We are coming towards the end of the sampling window for the New NQF Sport qualification and some centres that are delivering the programme over a year, may be asking their Standards Verifier for an extension to complete their second sample and in some cases their first sample.
The Quality Assurance model for the qualification has come as a surprise for some centres, and it has upped the ante in terms of the requirements of standards verification.
What do you need to do before you start delivering the course?
The first thing that needs to be done is to complete standardisation training. A member of staff needs to be registered as the Lead Internal Verifier. The Lead Internal Verifier can access the training materials via OSCA and the materials should then be completed with the BTEC team to ensure that everyone involved with delivering and assessing the course are working towards the same standards. Unlike the QCF qualification there isn’t a requirement to complete online standardisation to gain accreditation, but it is really important that the standardisation materials are accessed and worked through as a team. Standardisation is not a one of thing; it needs to be completed every year.
From completing sampling this year, I can say that those centres that did not complete the standardisation materials did not tend to meet the National Standards and were blocked at first sampling. To be fair though, some centres that did complete the standardisation were also blocked at first sampling.
I have completed the standardisation materials with my team, what’s next?
Before you start delivery, just like on any other qualification you need to plan assessment and verification. However, on the New NQF qualification the assessment plan takes on more importance, because it is the first thing that your standards verifier will ask you for. Not only does this need to be in place at the start of the year, but it also needs to be as accurate and realistic as possible. As a Standards Verifier when I receive your assessment plan I can clearly see which units are being assessed and verified, when it is taking place and also who is doing it. I will then base sampling around your assessment plan, so be realistic about the dates that you put forward on your assessment plan. Nothing rings alarm bells more than a centre that don’t meet any of their proposed dates and are constantly making up excuses for the fact!
What about assignments, they have changed haven’t they?
Yes, they have changed and you need to be prepared for the changes, but to be fair Edexcel have tried to help with this matter. Firstly, they have provided an assignment checking service, which I recommended all of my centres to send their assignment briefs to. The service reviews your assignment briefs and provides detailed feedback which clearly informs you of what is missing or what needs to be amended on each brief, access it here.
Secondly, they have written authorised assignment briefs for most units and in some cases (Unit 2: Practical Sports Performance) they have written assignment briefs for the whole unit. I recommended that all of my centres who were delivering Unit 2, to use the authorised assignment briefs in the first year of the programme.

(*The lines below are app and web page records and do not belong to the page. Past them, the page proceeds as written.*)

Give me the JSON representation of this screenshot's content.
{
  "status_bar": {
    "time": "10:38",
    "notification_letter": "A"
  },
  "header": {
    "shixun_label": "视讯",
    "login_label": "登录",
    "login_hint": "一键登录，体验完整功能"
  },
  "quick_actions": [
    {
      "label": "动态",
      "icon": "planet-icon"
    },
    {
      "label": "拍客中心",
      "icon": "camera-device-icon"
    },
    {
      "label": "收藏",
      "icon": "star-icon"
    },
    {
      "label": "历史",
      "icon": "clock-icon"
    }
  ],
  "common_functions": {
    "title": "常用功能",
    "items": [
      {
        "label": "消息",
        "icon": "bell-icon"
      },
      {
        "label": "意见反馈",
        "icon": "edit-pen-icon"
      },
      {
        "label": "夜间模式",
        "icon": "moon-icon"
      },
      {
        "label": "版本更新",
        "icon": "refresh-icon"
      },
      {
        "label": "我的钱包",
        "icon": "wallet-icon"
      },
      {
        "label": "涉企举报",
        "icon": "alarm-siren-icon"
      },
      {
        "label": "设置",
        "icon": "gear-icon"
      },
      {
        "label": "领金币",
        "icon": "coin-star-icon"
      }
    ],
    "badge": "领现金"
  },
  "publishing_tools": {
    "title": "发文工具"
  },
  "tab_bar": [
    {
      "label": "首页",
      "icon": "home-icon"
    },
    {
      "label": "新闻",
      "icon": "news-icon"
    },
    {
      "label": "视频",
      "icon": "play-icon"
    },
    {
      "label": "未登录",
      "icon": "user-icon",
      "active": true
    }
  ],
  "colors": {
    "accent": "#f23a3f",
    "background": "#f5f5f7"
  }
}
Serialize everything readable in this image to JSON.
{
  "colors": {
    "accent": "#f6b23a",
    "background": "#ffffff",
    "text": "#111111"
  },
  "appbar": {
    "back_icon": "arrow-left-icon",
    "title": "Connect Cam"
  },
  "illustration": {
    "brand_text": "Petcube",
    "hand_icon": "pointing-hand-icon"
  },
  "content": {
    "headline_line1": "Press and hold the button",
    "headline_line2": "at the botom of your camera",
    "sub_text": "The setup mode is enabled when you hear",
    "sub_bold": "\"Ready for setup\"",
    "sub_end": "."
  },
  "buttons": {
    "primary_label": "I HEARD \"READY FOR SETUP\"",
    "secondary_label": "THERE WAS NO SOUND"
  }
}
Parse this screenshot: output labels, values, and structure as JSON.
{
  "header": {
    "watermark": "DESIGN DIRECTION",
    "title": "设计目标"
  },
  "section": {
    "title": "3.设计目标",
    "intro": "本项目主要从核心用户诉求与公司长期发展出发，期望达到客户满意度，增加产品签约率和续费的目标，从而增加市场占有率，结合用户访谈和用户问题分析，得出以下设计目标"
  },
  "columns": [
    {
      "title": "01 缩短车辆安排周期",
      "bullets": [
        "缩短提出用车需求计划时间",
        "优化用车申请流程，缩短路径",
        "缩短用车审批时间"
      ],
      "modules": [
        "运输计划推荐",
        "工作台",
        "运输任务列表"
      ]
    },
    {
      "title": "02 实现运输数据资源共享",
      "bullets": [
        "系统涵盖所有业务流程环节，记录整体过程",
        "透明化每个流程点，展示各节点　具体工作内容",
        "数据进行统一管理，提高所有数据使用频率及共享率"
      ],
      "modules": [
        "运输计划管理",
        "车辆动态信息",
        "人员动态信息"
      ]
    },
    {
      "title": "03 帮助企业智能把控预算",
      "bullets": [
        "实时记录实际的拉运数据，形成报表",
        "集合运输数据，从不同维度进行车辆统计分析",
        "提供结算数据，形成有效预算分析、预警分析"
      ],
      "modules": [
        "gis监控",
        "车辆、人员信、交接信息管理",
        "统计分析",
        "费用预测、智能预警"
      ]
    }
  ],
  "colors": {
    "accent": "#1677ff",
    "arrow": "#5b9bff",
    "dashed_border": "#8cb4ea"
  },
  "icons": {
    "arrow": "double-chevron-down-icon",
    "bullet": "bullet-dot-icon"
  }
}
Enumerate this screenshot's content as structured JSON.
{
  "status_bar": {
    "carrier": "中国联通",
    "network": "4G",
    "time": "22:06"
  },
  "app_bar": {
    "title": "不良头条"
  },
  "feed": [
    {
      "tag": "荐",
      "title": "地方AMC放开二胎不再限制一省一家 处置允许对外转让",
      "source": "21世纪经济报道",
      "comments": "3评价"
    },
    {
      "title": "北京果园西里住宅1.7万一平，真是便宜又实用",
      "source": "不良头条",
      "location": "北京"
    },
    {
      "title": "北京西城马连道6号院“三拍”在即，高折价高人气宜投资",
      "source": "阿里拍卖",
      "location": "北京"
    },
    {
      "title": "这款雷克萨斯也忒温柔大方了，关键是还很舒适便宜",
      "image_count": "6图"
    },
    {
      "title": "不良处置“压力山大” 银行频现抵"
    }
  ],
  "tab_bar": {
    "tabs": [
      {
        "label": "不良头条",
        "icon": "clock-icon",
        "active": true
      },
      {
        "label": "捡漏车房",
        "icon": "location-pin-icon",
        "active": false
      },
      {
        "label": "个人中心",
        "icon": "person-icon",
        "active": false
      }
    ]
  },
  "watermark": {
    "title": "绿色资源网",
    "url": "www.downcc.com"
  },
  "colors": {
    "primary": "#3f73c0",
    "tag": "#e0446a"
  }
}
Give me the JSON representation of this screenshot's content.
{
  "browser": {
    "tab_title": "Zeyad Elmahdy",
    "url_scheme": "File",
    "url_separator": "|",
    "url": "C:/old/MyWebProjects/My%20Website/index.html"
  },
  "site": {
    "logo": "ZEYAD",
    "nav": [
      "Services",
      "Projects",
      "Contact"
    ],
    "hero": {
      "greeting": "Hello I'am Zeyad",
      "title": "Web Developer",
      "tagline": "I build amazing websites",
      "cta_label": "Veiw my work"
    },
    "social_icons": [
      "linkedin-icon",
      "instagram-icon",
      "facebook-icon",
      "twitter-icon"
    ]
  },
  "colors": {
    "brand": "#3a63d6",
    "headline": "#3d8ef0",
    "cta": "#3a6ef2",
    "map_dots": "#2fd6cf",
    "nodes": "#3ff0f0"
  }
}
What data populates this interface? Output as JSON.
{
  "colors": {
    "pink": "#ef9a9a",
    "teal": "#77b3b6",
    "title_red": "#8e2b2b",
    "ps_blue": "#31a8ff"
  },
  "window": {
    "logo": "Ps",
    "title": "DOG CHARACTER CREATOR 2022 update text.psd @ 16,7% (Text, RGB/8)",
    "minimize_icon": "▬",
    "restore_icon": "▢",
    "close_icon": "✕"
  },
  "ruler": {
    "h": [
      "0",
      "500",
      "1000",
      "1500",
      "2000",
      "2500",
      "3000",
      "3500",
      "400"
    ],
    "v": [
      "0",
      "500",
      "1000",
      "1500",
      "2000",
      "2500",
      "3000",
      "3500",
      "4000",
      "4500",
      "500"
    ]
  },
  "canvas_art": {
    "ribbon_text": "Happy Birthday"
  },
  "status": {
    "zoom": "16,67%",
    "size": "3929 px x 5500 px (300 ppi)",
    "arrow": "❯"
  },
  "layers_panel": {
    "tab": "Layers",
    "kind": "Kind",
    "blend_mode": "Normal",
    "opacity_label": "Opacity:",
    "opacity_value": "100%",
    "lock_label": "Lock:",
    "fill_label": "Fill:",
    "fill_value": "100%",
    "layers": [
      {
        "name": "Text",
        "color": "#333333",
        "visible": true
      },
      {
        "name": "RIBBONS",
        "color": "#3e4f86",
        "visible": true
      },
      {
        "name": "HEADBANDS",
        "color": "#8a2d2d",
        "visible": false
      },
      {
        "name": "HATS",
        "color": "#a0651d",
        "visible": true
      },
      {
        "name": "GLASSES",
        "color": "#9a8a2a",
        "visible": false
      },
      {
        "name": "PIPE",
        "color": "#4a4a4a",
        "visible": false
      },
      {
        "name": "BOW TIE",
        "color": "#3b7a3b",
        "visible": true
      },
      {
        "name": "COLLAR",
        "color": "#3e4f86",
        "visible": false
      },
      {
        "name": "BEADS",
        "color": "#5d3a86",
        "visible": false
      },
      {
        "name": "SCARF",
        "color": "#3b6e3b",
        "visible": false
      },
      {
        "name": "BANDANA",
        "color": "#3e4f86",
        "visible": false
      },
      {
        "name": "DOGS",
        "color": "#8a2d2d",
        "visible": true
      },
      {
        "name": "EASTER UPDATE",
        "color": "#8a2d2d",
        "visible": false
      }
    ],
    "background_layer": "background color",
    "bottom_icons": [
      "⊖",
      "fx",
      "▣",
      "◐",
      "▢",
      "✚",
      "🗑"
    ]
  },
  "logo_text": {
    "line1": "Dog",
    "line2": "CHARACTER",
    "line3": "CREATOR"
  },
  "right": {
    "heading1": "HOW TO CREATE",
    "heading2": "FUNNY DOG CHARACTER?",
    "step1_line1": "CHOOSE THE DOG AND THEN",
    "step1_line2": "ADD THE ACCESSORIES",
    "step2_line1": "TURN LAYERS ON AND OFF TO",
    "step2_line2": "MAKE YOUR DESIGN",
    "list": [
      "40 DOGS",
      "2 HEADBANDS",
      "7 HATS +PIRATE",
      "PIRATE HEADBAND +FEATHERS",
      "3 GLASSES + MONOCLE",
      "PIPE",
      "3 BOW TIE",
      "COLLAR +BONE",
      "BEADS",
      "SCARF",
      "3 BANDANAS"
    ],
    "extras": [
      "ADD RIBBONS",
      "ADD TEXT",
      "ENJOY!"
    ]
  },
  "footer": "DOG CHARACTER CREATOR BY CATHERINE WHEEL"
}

The briefs can be used as they are or they can be adapted to place them in a relevant local content for learners. You will have to add the relevant information that is not included; assessor details, internal verifier details, issue and submission dates. But one thing that you should remember is that if you use an authorised brief, it needs to be internally verified whether you change it or not.
Remember: You need to include an interim submission date, when learners will be provided with formative feedback and a final submission date, when learners will be provided with summative feedback.
If I am going to write my own assignments, what do I need to consider?
When designing assignments and assignment tasks you should consider the following points:
a) Try to work backwards from Distinction and then forwards from Level 2 Pass to think about what tasks and evidence would work
b) Provide a scenario or context that links to those tasks – don’t forget to link the two together
c) Tasks should be contextualised to the context which is set within the scenario for the assessment – the assessor should make it clear to the learners why they would be required to develop the evidence including the context requirements within the role/context set within the scenario
d) The assessment criteria can’t be used as tasks, so think about using more general language to start a task
e) You are not allowed to use the active verbs (describe, explain, evaluate). So instead you should use a command verb which could overarch criteria which target pass and merit.
f) Find a balance in giving guidance – not a blow by blow list and not a vague direction
g) Be very specific about the evidence – if there is observation make it clear how and when this would happen
When you are designing assignment briefs, look at some of the authorised assignment briefs to give you some ideas. The authorised briefs will give you some examples of relevant and appropriate scenarios and ways to phrase tasks without using the active verbs or the assessment criteria.
Remember: When you feel that the assignment brief is complete send it to the assignment checking service and pass the burden of checking the assignment is fit for purpose on to them, rather than straight onto your own internal verifier! Keep the feedback that you get from the checking service as your Standards Verifier may ask for the evidence.
You should also send your assignment briefs to your Standards Verifier, who will provide you with feedback and inform you whether the briefs are fit for purpose or not.
Remember: Do not give assignment briefs that have not been checked to learners. The last thing that you want is for learners to complete work which is not appropriate for the targeted assessment criteria. Your learners could waste weeks producing the wrong work and then weeks making it right!